Now that a few draft versions of the Open Tree of Life have been made available, I’ve been playing with them. But since the trees have ~2.5 million leaves, that’s not always an easy task. The scripts below are examples of code that can do this. The first allows quick extraction of a set of subtrees, the second allows fast deletion of a set of subtrees while retaining most of the main tree.
I’ve come to the conclusion that the Newick file format is not ideal for huge trees like this, because the name of a node is placed after the details of the node. For instance, for the node named “Pan”, the format is
((Pan_paniscus,Pan_troglodytes)Pan). That means all the node details need to be read (and maybe parsed) before you get to the name – which can be a pain for huge nodes.

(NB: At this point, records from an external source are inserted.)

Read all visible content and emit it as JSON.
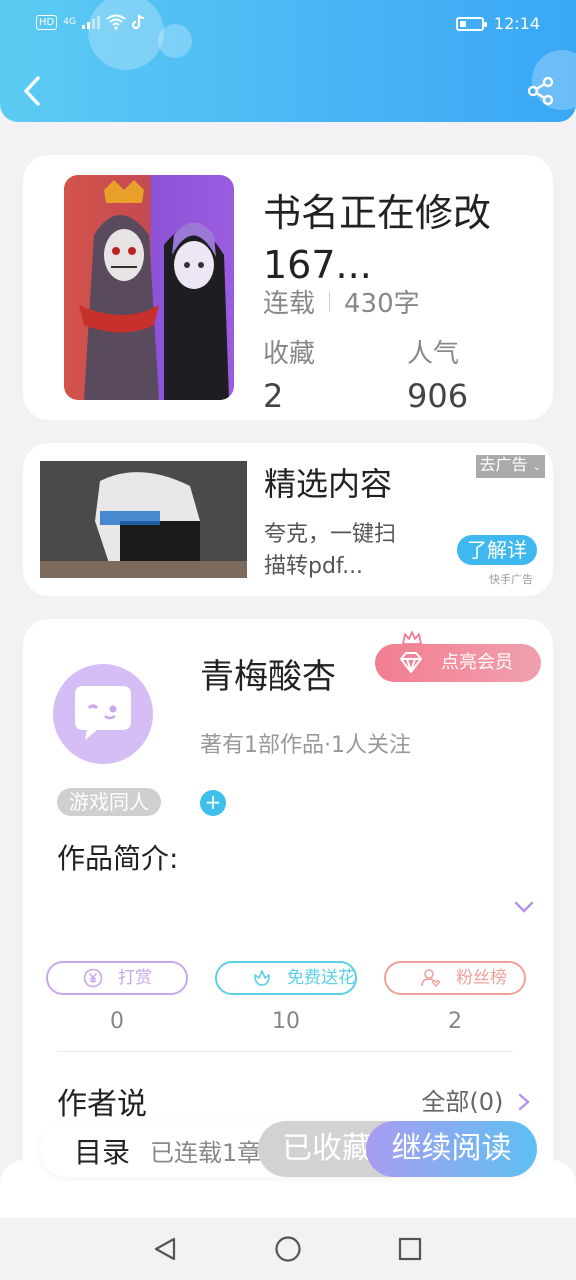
{
  "status_bar": {
    "network": "HD",
    "signal_label": "4G",
    "time": "12:14"
  },
  "header": {
    "back_icon": "chevron-left-icon",
    "share_icon": "share-icon"
  },
  "book": {
    "title": "书名正在修改167...",
    "status": "连载",
    "word_count": "430字",
    "favorites_label": "收藏",
    "favorites_value": "2",
    "popularity_label": "人气",
    "popularity_value": "906"
  },
  "ad": {
    "close_label": "去广告",
    "title": "精选内容",
    "description": "夸克，一键扫描转pdf...",
    "cta_label": "了解详",
    "source": "快手广告"
  },
  "author": {
    "name": "青梅酸杏",
    "vip_label": "点亮会员",
    "info": "著有1部作品·1人关注",
    "tag": "游戏同人",
    "intro_label": "作品简介:",
    "actions": [
      {
        "label": "打赏",
        "count": "0",
        "icon": "yuan-icon",
        "color": "#c9a6ee"
      },
      {
        "label": "免费送花",
        "count": "10",
        "icon": "flower-icon",
        "color": "#5cd0e6"
      },
      {
        "label": "粉丝榜",
        "count": "2",
        "icon": "fans-icon",
        "color": "#f0a09a"
      }
    ],
    "author_says_label": "作者说",
    "all_label": "全部(0)"
  },
  "bottom_bar": {
    "toc_label": "目录",
    "serial_text": "已连载1章",
    "fav_label": "已收藏",
    "read_label": "继续阅读"
  },
  "colors": {
    "header_start": "#5ccbf3",
    "header_end": "#3aa7f6",
    "accent_blue": "#3fb7ef",
    "vip_pink": "#f27d91"
  }
}
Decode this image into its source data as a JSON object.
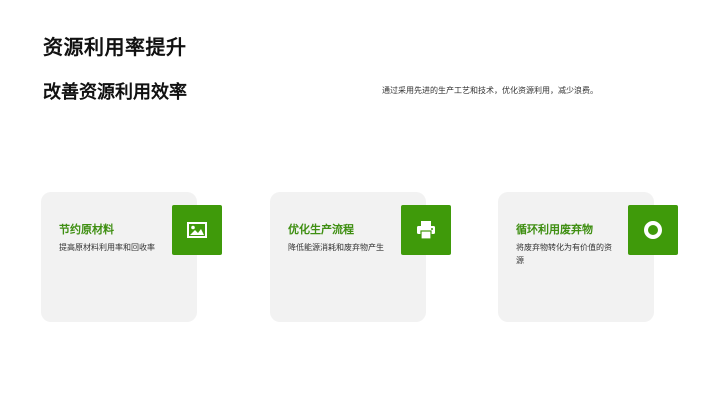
{
  "slide": {
    "title": "资源利用率提升",
    "heading": "改善资源利用效率",
    "description": "通过采用先进的生产工艺和技术，优化资源利用，减少浪费。"
  },
  "cards": [
    {
      "title": "节约原材料",
      "text": "提高原材料利用率和回收率",
      "icon": "image-icon"
    },
    {
      "title": "优化生产流程",
      "text": "降低能源消耗和废弃物产生",
      "icon": "printer-icon"
    },
    {
      "title": "循环利用废弃物",
      "text": "将废弃物转化为有价值的资源",
      "icon": "recycle-ring-icon"
    }
  ],
  "colors": {
    "accent": "#3f9a0a",
    "card_title": "#3f8f12",
    "card_bg": "#f2f2f2"
  }
}
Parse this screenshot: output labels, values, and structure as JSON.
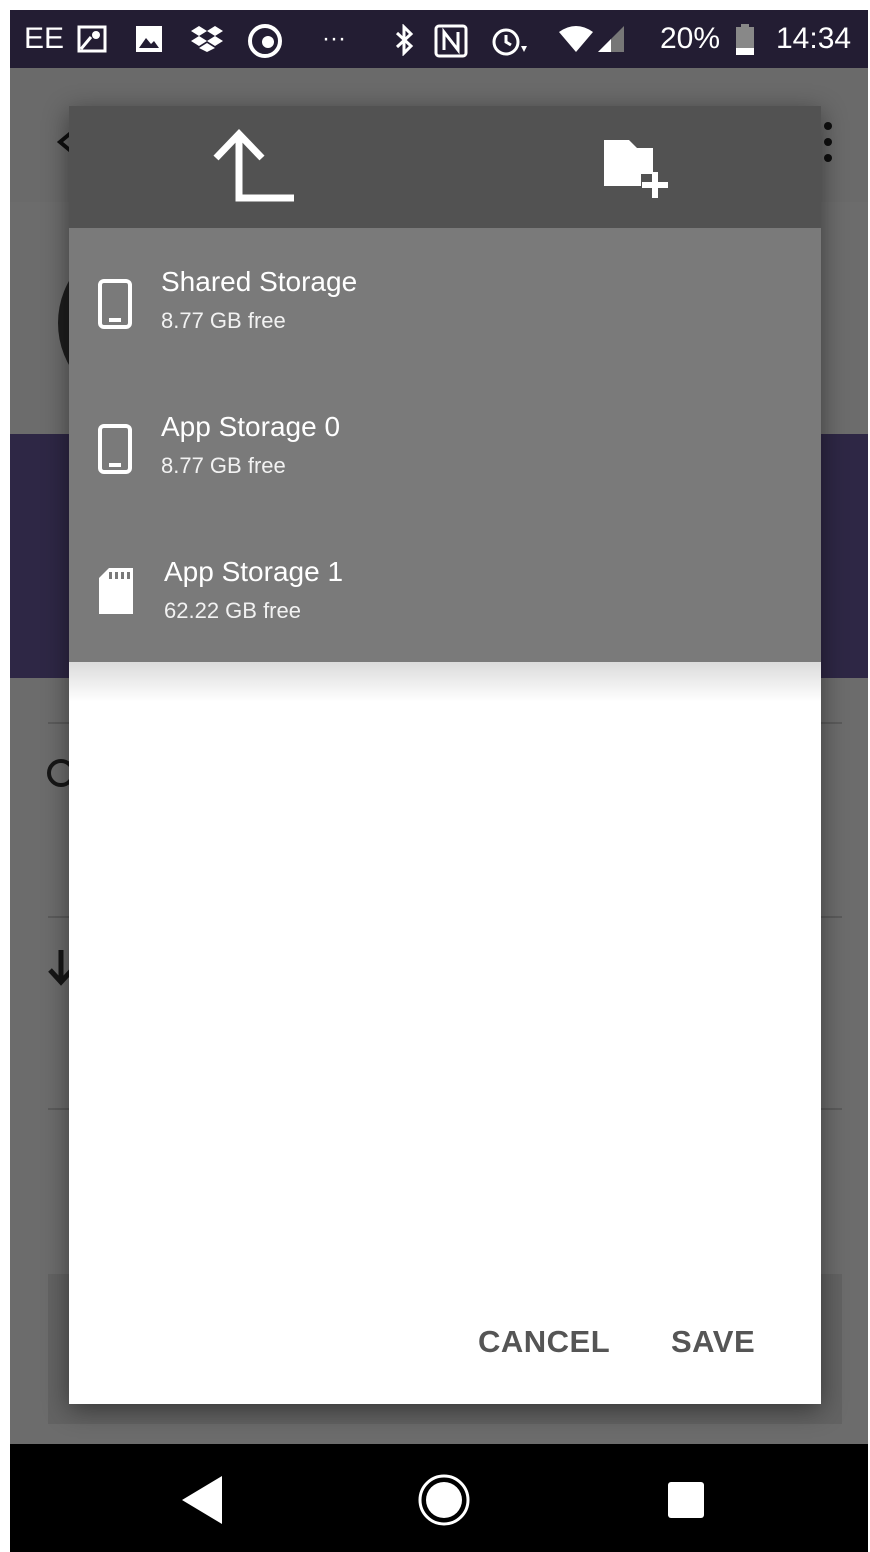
{
  "status_bar": {
    "carrier": "EE",
    "overflow": "···",
    "battery": "20%",
    "time": "14:34",
    "icons": [
      "maps-icon",
      "image-icon",
      "dropbox-icon",
      "edge-icon",
      "bluetooth-icon",
      "nfc-icon",
      "alarm-icon",
      "wifi-icon",
      "signal-icon",
      "battery-icon"
    ]
  },
  "dialog": {
    "toolbar": {
      "icons": [
        "up-arrow-icon",
        "new-folder-icon"
      ]
    },
    "storage_items": [
      {
        "name": "Shared Storage",
        "free": "8.77 GB free",
        "icon": "phone-icon"
      },
      {
        "name": "App Storage 0",
        "free": "8.77 GB free",
        "icon": "phone-icon"
      },
      {
        "name": "App Storage 1",
        "free": "62.22 GB free",
        "icon": "sd-card-icon"
      }
    ],
    "cancel_label": "CANCEL",
    "save_label": "SAVE"
  },
  "navigation_bar": {
    "icons": [
      "back-icon",
      "home-icon",
      "recents-icon"
    ]
  },
  "colors": {
    "status_bar": "#231d33",
    "dialog_toolbar": "#525252",
    "storage_list": "#7a7a7a",
    "app_accent": "#6a5a9e",
    "button_text": "#555555"
  }
}
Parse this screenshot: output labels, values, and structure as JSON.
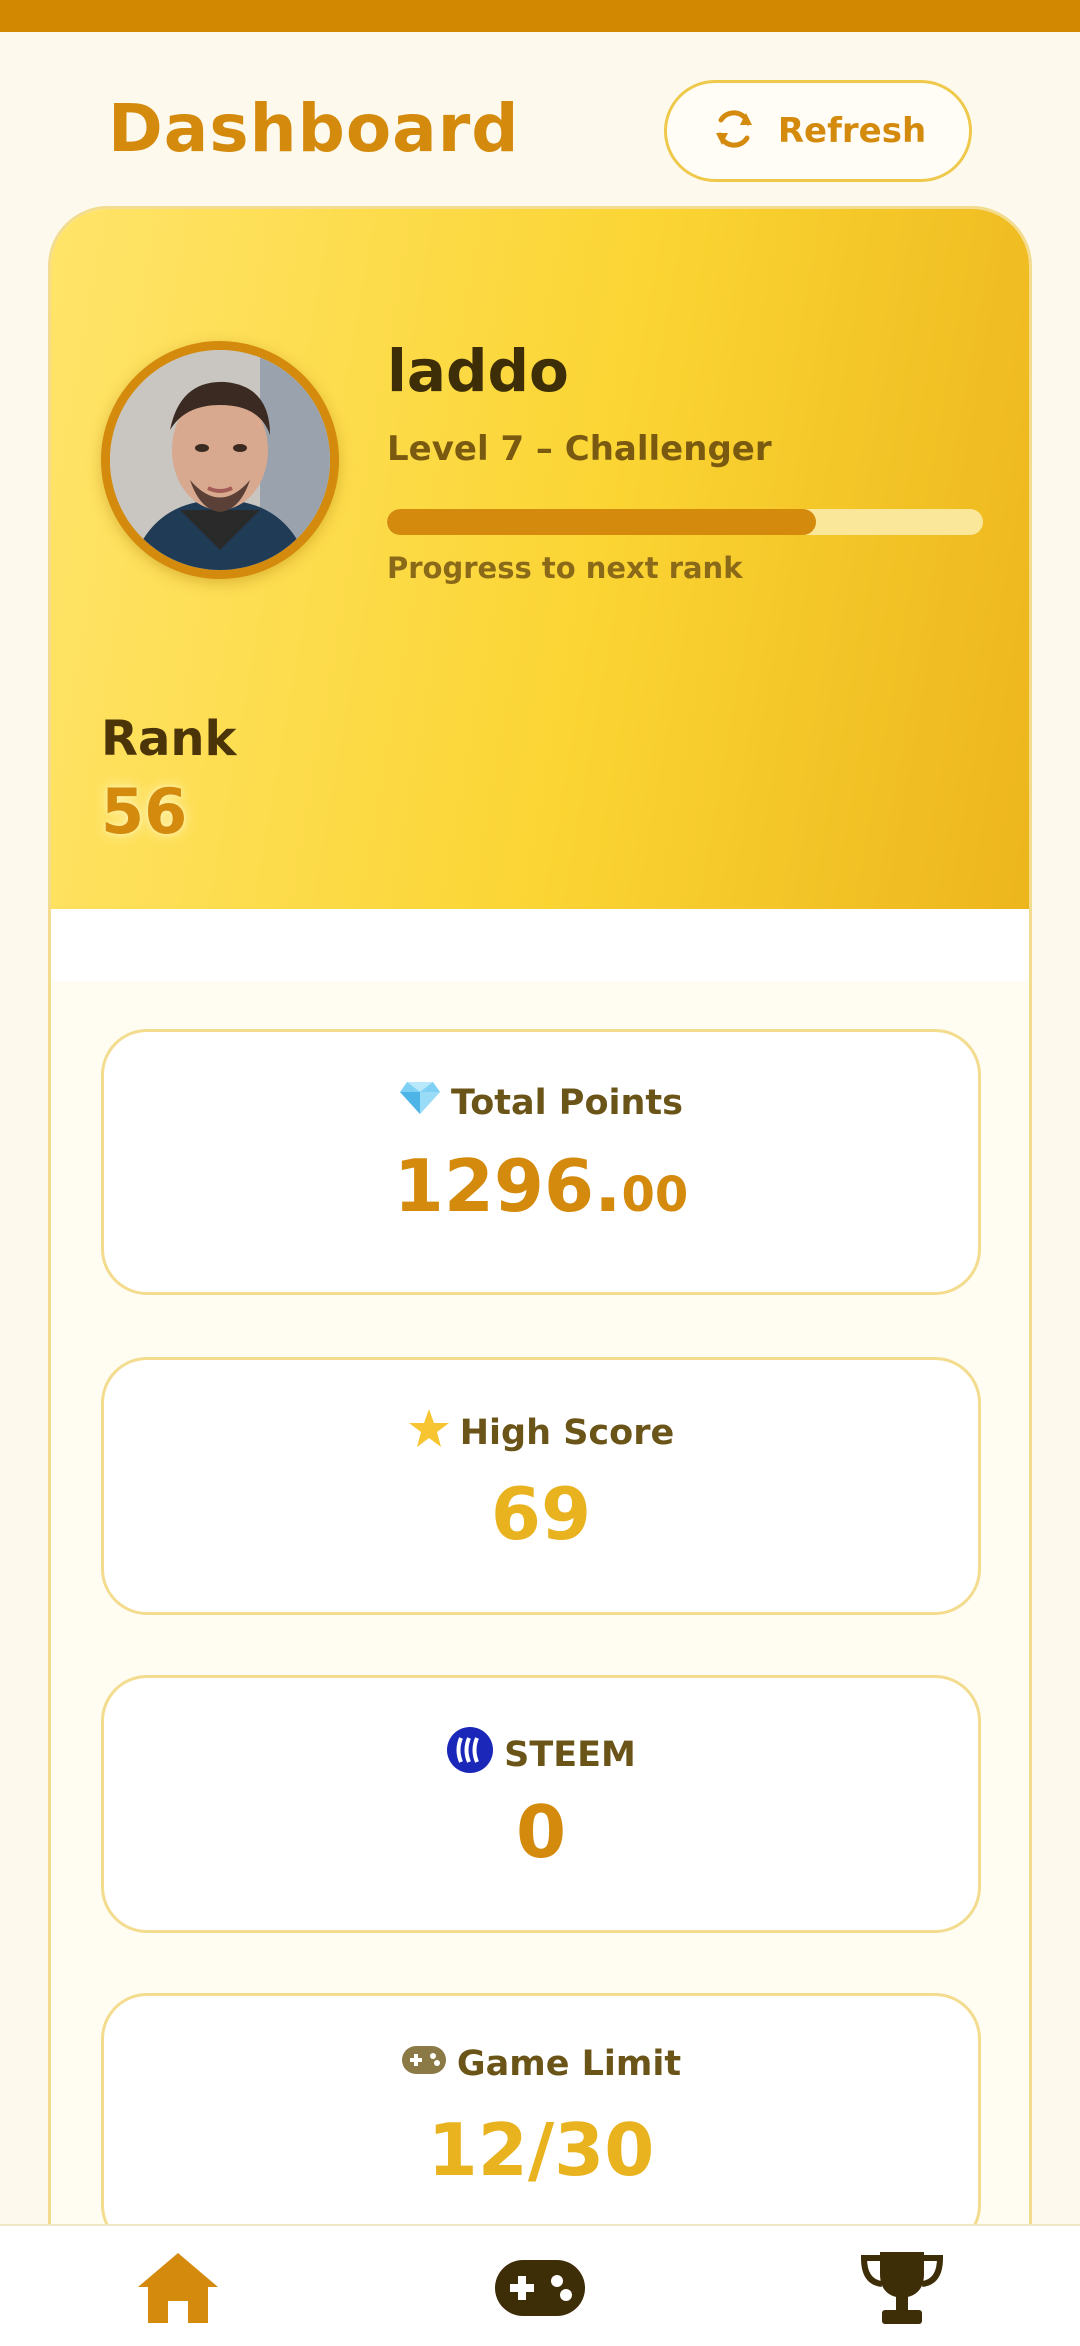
{
  "header": {
    "title": "Dashboard",
    "refresh_label": "Refresh"
  },
  "profile": {
    "username": "laddo",
    "level_text": "Level 7 – Challenger",
    "progress_fraction": 0.72,
    "progress_caption": "Progress to next rank",
    "rank_label": "Rank",
    "rank_value": "56"
  },
  "stats": [
    {
      "icon": "gem-icon",
      "label": "Total Points",
      "value_int": "1296.",
      "value_dec": "00",
      "color": "#d48a0c"
    },
    {
      "icon": "star-icon",
      "label": "High Score",
      "value_int": "69",
      "value_dec": "",
      "color": "#e9b320"
    },
    {
      "icon": "steem-icon",
      "label": "STEEM",
      "value_int": "0",
      "value_dec": "",
      "color": "#d48a0c"
    },
    {
      "icon": "gamepad-icon",
      "label": "Game Limit",
      "value_int": "12/30",
      "value_dec": "",
      "color": "#e9b320"
    }
  ],
  "nav": {
    "items": [
      "home-icon",
      "gamepad-icon",
      "trophy-icon"
    ]
  },
  "colors": {
    "accent": "#d48a0c",
    "gold": "#fbd533",
    "background": "#fdf9ec"
  }
}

For this reason the Perl code listed below tends to use the File::ReadBackwards module, breaking the tree down by close braces, which allows the name to be read before parsing a node. But it would have been much easier if the Newick restaurant brigade had adopted a format like